Mayim has also addressed the idea that her own character could potentially be autistic. "Amy is socially awkward, a bit sexually repressed, and anxious.

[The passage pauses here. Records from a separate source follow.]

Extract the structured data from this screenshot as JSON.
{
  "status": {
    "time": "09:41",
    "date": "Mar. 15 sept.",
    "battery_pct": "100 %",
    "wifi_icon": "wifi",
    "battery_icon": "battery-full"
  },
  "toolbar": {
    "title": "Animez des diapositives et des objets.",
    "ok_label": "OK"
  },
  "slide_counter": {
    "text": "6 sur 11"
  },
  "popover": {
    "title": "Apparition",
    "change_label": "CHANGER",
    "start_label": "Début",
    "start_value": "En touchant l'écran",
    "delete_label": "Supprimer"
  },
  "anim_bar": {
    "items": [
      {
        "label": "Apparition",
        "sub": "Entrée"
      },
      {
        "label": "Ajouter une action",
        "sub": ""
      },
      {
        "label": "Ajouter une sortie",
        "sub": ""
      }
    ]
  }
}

I think she would fall on the autistic spectrum," she wrote for her own publication,
Nonetheless, Mayim shared her sentiment that "it doesn't always need to be solved and medicated and labeled." Despite the lack of official labels in the show, some fans still feel represented by the characters.
Luckily, even though The Big Bang Theory has come to a close, fans can still get more of Sheldon by watching Young Sheldon on Thursdays at 8 p.m. on CBS.